Elizabeth’s life before being brought to the Frankenstein family home was a life anyone would seek to escape: abused by her caretaker, with no allies among the children she was raised with. When Judge Frankenstein and his wife came seeking a companion for their eldest son, Victor, Elizabeth did everything she could to make them take her with them – and it worked.
But as Elizabeth and Victor grow older, the price Elizabeth paid to escape her caretaker becomes more and more clear. Victor descends into violent outbursts and an obsession with what keeps things alive. Her safety and survival depends on managing Victor’s outbursts – and keeping others from learning just what Victor does in his studies and experiments.
To Victor, Elizabeth is a beautiful, perfect angel – and under that lovely mask hides a girl willing to do anything to protect herself.
The Dark Descent of Elizabeth Frankenstein is a retelling of Mary Shelley’s Frankenstein that focuses on the women of the story. We sat down with author Kiersten White to talk about the book.
PENGUIN RANDOM HOUSE: This year marks the two hundredth anniversary of the publication of Mary Shelley’s Frankenstein; or, The Modern Prometheus. What made you decide to tackle this classic sci-fi novel from a new perspective?
Kiersten White: The nudge actually came from my editor, Wendy Loggia, and Beverly Horowitz, the publisher of Delacorte. They emailed to see if I was interested in a retelling, and I had a pitch and an outline for them within hours. (I was interested, ha!) Frankenstein has always been one of my favorite classics, but, like most stories, I read it wondering where the women were, and, specifically with Elizabeth Lavenza, who she was. The questions Shelley explored—especially what makes a monster—are still applicable today.
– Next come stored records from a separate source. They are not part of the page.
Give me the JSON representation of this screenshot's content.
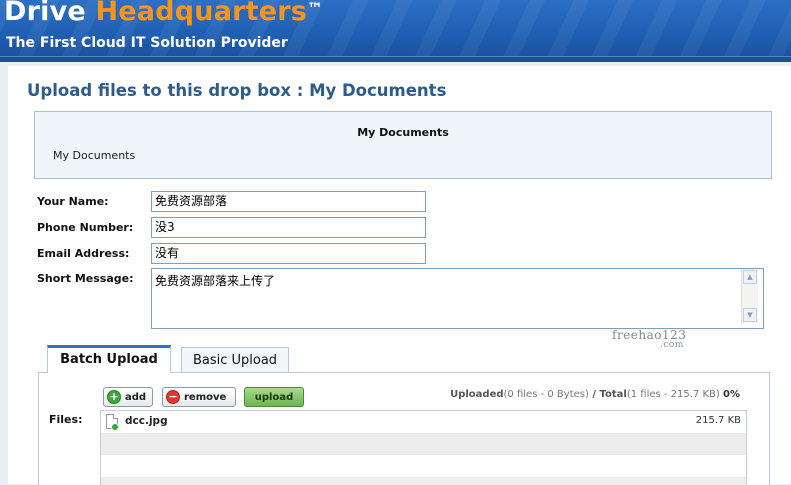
{
  "header": {
    "brand_part1": "Drive ",
    "brand_part2": "Headquarters",
    "brand_tm": "™",
    "tagline": "The First Cloud IT Solution Provider",
    "colors": {
      "header_blue": "#2563b0",
      "brand_orange": "#f7941d"
    }
  },
  "page": {
    "title": "Upload files to this drop box :  My Documents"
  },
  "dropbox_info": {
    "name": "My Documents",
    "description": "My Documents"
  },
  "form": {
    "name_label": "Your Name:",
    "name_value": "免费资源部落",
    "phone_label": "Phone Number:",
    "phone_value": "没3",
    "email_label": "Email Address:",
    "email_value": "没有",
    "message_label": "Short Message:",
    "message_value": "免费资源部落来上传了"
  },
  "watermark": {
    "text": "freehao123",
    "sub": ".com"
  },
  "tabs": [
    {
      "label": "Batch Upload",
      "active": true
    },
    {
      "label": "Basic Upload",
      "active": false
    }
  ],
  "toolbar": {
    "add_label": "add",
    "remove_label": "remove",
    "upload_label": "upload"
  },
  "status": {
    "uploaded_label": "Uploaded",
    "uploaded_detail": "(0 files - 0 Bytes)",
    "separator": " / ",
    "total_label": "Total",
    "total_detail": "(1 files - 215.7 KB)",
    "percent": "0%"
  },
  "files": {
    "label": "Files:",
    "items": [
      {
        "name": "dcc.jpg",
        "size": "215.7 KB",
        "icon": "image-file-icon"
      }
    ]
  }
}
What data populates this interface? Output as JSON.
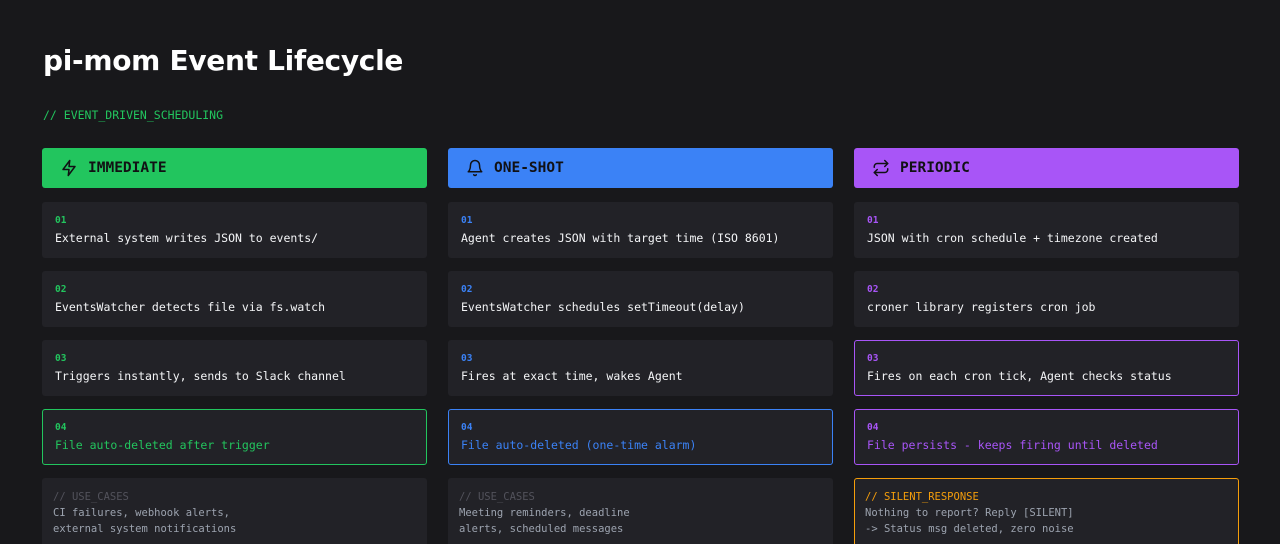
{
  "title": "pi-mom Event Lifecycle",
  "subtitle": "// EVENT_DRIVEN_SCHEDULING",
  "columns": [
    {
      "label": "IMMEDIATE",
      "icon": "lightning-icon",
      "color": "#22c55e",
      "steps": [
        {
          "num": "01",
          "text": "External system writes JSON to events/"
        },
        {
          "num": "02",
          "text": "EventsWatcher detects file via fs.watch"
        },
        {
          "num": "03",
          "text": "Triggers instantly, sends to Slack channel"
        },
        {
          "num": "04",
          "text": "File auto-deleted after trigger"
        }
      ],
      "note": {
        "title": "// USE_CASES",
        "lines": [
          "CI failures, webhook alerts,",
          "external system notifications"
        ]
      }
    },
    {
      "label": "ONE-SHOT",
      "icon": "bell-icon",
      "color": "#3b82f6",
      "steps": [
        {
          "num": "01",
          "text": "Agent creates JSON with target time (ISO 8601)"
        },
        {
          "num": "02",
          "text": "EventsWatcher schedules setTimeout(delay)"
        },
        {
          "num": "03",
          "text": "Fires at exact time, wakes Agent"
        },
        {
          "num": "04",
          "text": "File auto-deleted (one-time alarm)"
        }
      ],
      "note": {
        "title": "// USE_CASES",
        "lines": [
          "Meeting reminders, deadline",
          "alerts, scheduled messages"
        ]
      }
    },
    {
      "label": "PERIODIC",
      "icon": "repeat-icon",
      "color": "#a855f7",
      "steps": [
        {
          "num": "01",
          "text": "JSON with cron schedule + timezone created"
        },
        {
          "num": "02",
          "text": "croner library registers cron job"
        },
        {
          "num": "03",
          "text": "Fires on each cron tick, Agent checks status"
        },
        {
          "num": "04",
          "text": "File persists - keeps firing until deleted"
        }
      ],
      "note": {
        "title": "// SILENT_RESPONSE",
        "lines": [
          "Nothing to report? Reply [SILENT]",
          "-> Status msg deleted, zero noise"
        ]
      }
    }
  ]
}
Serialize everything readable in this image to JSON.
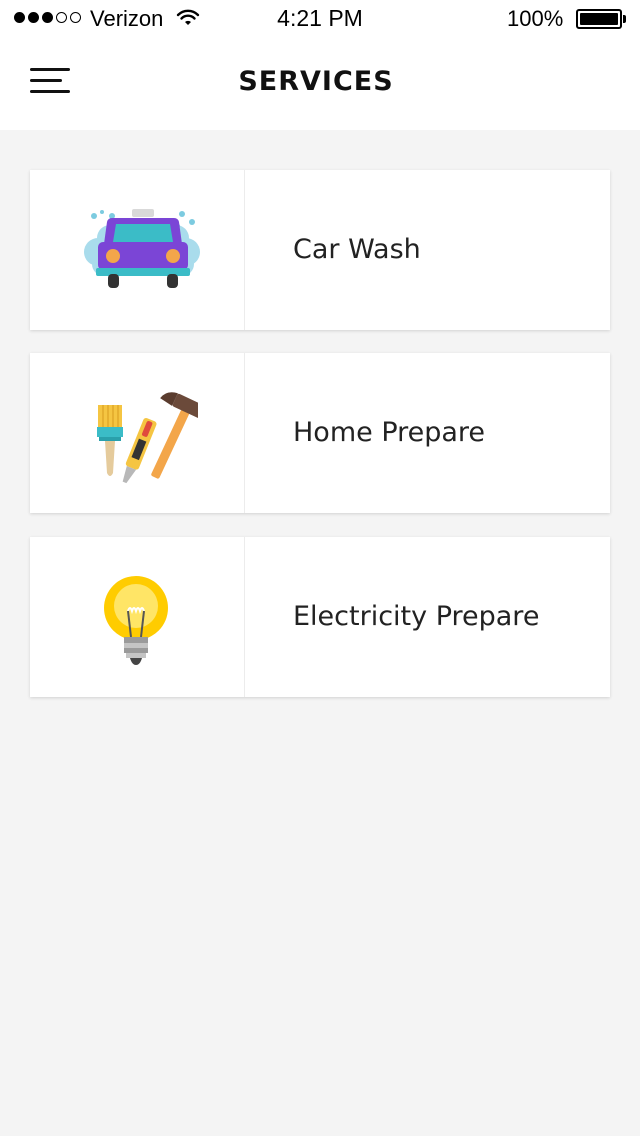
{
  "status_bar": {
    "carrier": "Verizon",
    "time": "4:21 PM",
    "battery": "100%"
  },
  "header": {
    "title": "SERVICES"
  },
  "services": [
    {
      "label": "Car Wash",
      "icon": "car-wash-icon"
    },
    {
      "label": "Home Prepare",
      "icon": "tools-icon"
    },
    {
      "label": "Electricity Prepare",
      "icon": "light-bulb-icon"
    }
  ],
  "colors": {
    "background": "#f4f4f4",
    "card": "#ffffff",
    "text": "#222222",
    "car_body": "#7b45d6",
    "car_window": "#3bbcc7",
    "bulb": "#ffcc00"
  }
}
I just shifted to look at who makes a monster.
PRH: The Elizabeth Lavenza of The Dark Descent of Elizabeth Frankenstein is quite different from the one Shelley created in Frankenstein, described by Victor in the novel as a beautiful and completely devoted angel. How did your Elizabeth—who even describes herself as conniving and manipulative—take form from these origins?
KW: I grew up in a very specific community. Women were expected to be a certain way, and deviating from that brought repercussions both small and large. I learned from a young age how to be exactly what the adults around me expected and wanted me to be. I earned praise, avoided punishment, and walked through life behind a shield of performance. I was good at being what they wanted me to be—but that came with a tremendous amount of cognitive dissonance. In the original novel, Elizabeth is presented to Victor as a gift when she’s only four years old. For all intents and purposes, he views her as a possession. I couldn’t help but wonder what kind of person that pressure would turn a girl into—knowing she exists for someone else, safe only because she has earned love. It wasn’t hard to imagine a complex and not at all angelic internal life for that girl.
PRH: The Dark Descent of Elizabeth Frankenstein touches upon many issues of the early 1800s that aren’t addressed in Shelley’s novel, most remarkably the inequalities between genders and social classes. Why did you choose to address these inequalities in the book?
KW: I think Shelley does, in a way, address them. The women in the novel all die because Victor can’t—or won’t—protect them. And that was very true to Mary Shelley’s life experience, as well. In spite of her beliefs about women’s rights and her refusal to conform to societal norms, she was still absolutely dependent on the men in her life. Percy Shelley, a married man, got her pregnant at sixteen. Her father kicked her out; she had no recourse, and no way to earn a living without Percy’s support. It was only as a widow with access to Percy’s inheritance that she was able to have some independence. These were simply the realities of Mary’s life. I brought them to the forefront of the novel to make it clear how desperate Elizabeth’s situation was.
PRH: Elizabeth and Victor’s relationship is an almost terrifyingly codependent one, made more intense by Elizabeth’s fear of what might happen to her should Victor no longer “need” her. During this era, what might Elizabeth’s options have been if her fear of being kicked out of the Frankenstein family home came to be?
KW: She had no family and she had been educated as a member of the wealthy classes. She had no practical skills. She might have been able to find work as a governess, but without connections or recommendations, that would have been difficult. And, frankly, she didn’t want that life. She had started life in starving, cold, mean circumstances. She would do whatever it took to avoid going back to that.
PRH: Thanks for taking time to chat with us about the book! What can readers look forward to seeing from you in the future?
KW: Thanks for reading! My novel Slayer, the first in a new Buffy the Vampire Slayer spinoff series, comes out in January.